In 1928, after studying with famed book and type designer Frederic W. Goudy, printer William Edwin Rudge [note: the founder of PRINT], and Melbert B. Cary, 22-year-old Peter Beilenson set up a small press in the basement of his father’s home in Larchmont, New York, and designed and printed about 200 copies of J. M. Synge’s With Petrarch. The entire print run was purchased by a New York bookseller, and the volume was lauded as one of the American Institute of Graphic Arts’ "50 Books of the Year." This was the auspicious beginning of the Peter Pauper Press.

The next year, Edmund B. Thompson joined Beilenson as a partner in the Walpole Printing Office, a limited-editions press named for 18th-century author and private press owner Horace Walpole. Beilenson also began a third imprint for less respectable offerings, entitled “At the Sign of the Blue-Behinded Ape.” After three years, Thompson left the business, and Peter’s wife, Edna Beilenson, became partner. In 1935, they moved Peter Pauper Press to Mount Vernon, New York, where Peter printed special edition books for publishers such as Random House, New Directions, and the Limited Editions Club.

Peter’s son, Nick, in a 1998 New York Times interview, remembered his father as “a very intense, quiet art designer.” His more extroverted mother enjoyed her involvement in the company’s general operations and sales; in 1968, she was named “Who’s Who of American Women” Outstanding Business Woman of the Year.

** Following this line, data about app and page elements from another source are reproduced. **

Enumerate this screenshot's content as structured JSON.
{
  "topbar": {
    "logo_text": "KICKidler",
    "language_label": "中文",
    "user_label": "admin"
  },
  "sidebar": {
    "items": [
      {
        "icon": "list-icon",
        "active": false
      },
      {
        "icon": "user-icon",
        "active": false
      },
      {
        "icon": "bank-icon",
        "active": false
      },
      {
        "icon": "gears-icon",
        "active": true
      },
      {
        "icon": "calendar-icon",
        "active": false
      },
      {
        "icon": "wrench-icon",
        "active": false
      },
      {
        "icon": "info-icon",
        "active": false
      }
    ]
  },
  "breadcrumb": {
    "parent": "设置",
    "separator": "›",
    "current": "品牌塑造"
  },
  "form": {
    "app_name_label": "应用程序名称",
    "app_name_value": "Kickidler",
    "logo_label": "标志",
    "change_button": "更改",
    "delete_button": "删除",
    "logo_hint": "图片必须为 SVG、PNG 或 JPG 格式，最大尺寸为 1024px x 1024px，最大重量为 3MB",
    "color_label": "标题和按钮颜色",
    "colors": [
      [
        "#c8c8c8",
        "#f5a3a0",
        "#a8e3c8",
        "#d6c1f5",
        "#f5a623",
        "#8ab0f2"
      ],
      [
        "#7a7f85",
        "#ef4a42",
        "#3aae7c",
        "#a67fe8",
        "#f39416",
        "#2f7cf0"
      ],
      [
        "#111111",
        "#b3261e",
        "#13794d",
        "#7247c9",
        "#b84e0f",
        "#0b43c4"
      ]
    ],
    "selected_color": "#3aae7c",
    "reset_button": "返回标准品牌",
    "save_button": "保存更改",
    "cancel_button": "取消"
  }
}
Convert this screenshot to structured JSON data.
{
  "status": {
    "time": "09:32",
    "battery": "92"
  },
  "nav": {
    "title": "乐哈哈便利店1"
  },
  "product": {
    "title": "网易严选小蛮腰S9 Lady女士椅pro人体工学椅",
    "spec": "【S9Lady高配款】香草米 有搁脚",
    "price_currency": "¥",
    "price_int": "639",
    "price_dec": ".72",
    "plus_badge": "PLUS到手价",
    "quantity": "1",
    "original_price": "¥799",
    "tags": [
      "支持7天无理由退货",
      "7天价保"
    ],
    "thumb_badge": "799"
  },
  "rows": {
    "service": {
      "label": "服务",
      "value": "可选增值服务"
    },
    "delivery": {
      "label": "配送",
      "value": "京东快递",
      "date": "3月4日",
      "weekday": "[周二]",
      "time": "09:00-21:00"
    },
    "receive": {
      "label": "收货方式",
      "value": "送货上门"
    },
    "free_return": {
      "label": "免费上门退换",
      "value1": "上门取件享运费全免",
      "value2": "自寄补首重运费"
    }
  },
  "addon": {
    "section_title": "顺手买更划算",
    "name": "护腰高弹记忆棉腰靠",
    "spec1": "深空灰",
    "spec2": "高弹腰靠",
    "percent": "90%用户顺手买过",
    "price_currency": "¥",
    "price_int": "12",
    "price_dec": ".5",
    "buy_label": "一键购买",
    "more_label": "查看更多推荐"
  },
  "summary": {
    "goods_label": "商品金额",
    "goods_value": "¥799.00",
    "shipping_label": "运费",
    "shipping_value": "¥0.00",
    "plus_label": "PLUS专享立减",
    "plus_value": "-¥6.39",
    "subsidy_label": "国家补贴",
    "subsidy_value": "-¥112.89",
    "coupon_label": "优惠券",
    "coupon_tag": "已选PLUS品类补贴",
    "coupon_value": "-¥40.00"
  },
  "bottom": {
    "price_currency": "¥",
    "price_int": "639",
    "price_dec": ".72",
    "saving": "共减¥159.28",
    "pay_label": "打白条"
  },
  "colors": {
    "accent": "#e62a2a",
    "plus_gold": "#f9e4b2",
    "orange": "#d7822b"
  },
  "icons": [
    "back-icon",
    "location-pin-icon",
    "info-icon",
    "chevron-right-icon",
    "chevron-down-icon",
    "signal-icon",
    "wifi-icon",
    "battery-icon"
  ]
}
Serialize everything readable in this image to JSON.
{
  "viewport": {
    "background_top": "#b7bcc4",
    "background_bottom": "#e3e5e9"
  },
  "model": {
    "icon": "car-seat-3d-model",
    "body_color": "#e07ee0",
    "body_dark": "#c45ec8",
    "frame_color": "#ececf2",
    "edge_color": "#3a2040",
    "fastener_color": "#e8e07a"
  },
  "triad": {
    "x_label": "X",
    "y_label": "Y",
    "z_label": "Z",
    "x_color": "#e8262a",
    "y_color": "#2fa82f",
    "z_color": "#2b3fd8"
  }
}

From the 1930s through the 1950s, Peter Pauper Press produced handsome, finely bound letterpress volumes of prose and poetry, including works by John Donne (which are thought to have sparked new interest in the Jacobean poet), Shakespeare, Benjamin Franklin, and hundreds more.

The books were sold at “prices even a pauper could afford,” according to Nick, though many included slipcovers, handmade paper, one- or two-color printing, and illustrations, woodcuts, and graphics by some of the 20th century’s most acclaimed artists, including Valenti Angelo, Fritz Kredel, Lynd Ward, Fritz Eichenberg, Raymond Lufkin, and Richard Floethe.

Edna Beilenson also started a cookbook series in the 1950s; she once said it covered everything “from abalone to zabaglione.” She also initiated the use of decorative bindings for smaller gift books. The couple published 10 to 12 new titles each year until Peter’s death in 1962 at the age of 56.

Edna then took over the business, which thrived until the late 1970s. In a magazine interview at that time, she said, “My career at the Peter Pauper Press has been a lifelong romance.” In addition to her duties at the press, she was also the first woman president of the American Institute of Graphic Arts, among the first women elected to the Grolier Club, a president and chairman of the Board of the Goudy Society, and a fellow of the Royal Society of Arts. …

Peter Pauper’s presses kept running until Edna’s death in 1981; after her passing, they almost stopped for good. But her son, Nick Beilenson, a lawyer, and his wife, Evelyn Beilenson, an interior decorator, chose not to let that happen; both changed careers and re-launched the business, moving it to White Plains, New York.

Currently, Evelyn remains Publisher of Peter Pauper Press, Nick has retired, and a third generation is very much involved. Nick and Evelyn’s son, Laurence Beilenson, is now Chief Executive Officer, and his wife, Esther, is Director of Special Sales. Another Beilenson son, John, is a free-lance Peter Pauper author, as is daughter Suzanne.

The books below from what's left of my earlier collection, published in 1953, were illustrated and lettered by Ruth McCrea—and if I were to speculate, I'd say more than a few contemporary illustrators borrowed from McCrea and others working in the Peter Pauper Press style.